HELICON LIFE+ (LIFE10NAT/HU/019) project, which started in 2012, was an important step regarding the detection of cases. Within the framework of HELICON, non-governmental and governmental nature conservation, as well as, the Police joined forces, and the first results of the cooperation have already been developing nowadays.
Within the project coordinated by MME, national experts created a national Anti-Poisoning Working Group, which prepared a recommended, detailed protocol for field investigations, veterinary examinations and police investigations. Experts involved in the investigations may get familiar with it during trainings held nationwide. Members of the national park ranger service and MME’s special detection dog unit are on a continuous patrol in SPAs. Young imperial eagles are followed by satellite telemetry to be able to intervene anytime problems arose.
Partly due to these actions of the project four perpetrators were brought to trial in three different cases for persecution of birds of prey. In one case, a Bács-Kiskun county professional hunter is suspected of putting out poisoned eggs, and where carcasses of a dog, a badger, a carrion crow and three marsh harriers were discovered. In another case two another professional hunters from Jász-Nagykun-Szolnok County are suspected of the same act probably causing the deaths of two imperial eagles and other protected birds of prey. During the investigation of the third case, a dozen protected raptors among them a freshly stuffed imperial eagle were discovered in a professional hunter’s home in Heves county while being searched.
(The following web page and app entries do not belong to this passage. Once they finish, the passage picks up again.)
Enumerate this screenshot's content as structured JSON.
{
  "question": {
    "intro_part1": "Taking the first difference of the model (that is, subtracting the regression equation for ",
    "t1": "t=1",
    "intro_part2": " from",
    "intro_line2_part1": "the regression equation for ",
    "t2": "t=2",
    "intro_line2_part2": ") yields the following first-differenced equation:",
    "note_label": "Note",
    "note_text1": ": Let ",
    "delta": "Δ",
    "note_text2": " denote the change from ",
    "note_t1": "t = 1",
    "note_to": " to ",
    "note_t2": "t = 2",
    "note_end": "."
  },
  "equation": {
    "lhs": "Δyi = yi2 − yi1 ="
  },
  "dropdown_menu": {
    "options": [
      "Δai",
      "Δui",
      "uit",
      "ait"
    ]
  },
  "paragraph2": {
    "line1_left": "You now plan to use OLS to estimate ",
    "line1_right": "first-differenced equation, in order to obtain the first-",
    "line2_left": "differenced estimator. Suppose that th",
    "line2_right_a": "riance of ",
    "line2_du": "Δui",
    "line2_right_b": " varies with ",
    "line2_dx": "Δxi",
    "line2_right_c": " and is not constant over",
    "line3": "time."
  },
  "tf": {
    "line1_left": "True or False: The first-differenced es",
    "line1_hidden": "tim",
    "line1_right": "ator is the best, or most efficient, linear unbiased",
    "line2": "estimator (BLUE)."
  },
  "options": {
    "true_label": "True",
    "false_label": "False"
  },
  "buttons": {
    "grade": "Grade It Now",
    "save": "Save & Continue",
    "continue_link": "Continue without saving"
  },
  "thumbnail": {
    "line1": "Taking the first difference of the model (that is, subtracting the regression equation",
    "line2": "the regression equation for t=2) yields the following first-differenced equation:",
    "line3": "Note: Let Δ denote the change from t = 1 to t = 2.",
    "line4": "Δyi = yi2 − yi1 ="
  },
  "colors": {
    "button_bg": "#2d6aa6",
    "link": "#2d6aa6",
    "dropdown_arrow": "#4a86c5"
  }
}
The birds were probably victims of either poisoning or shooting.
Hopefully, besides convictions in Spain, there will be precedent-setting judgements in the near future in Hungary too, and those will be dissuasive enough to commit such crimes again!
Abovementioned Spanish and Hungarian cases well prove that EU funded Life+ projects may lead to striking results, which would be otherwise impossible for nature conservation organizations without that kind of financial support.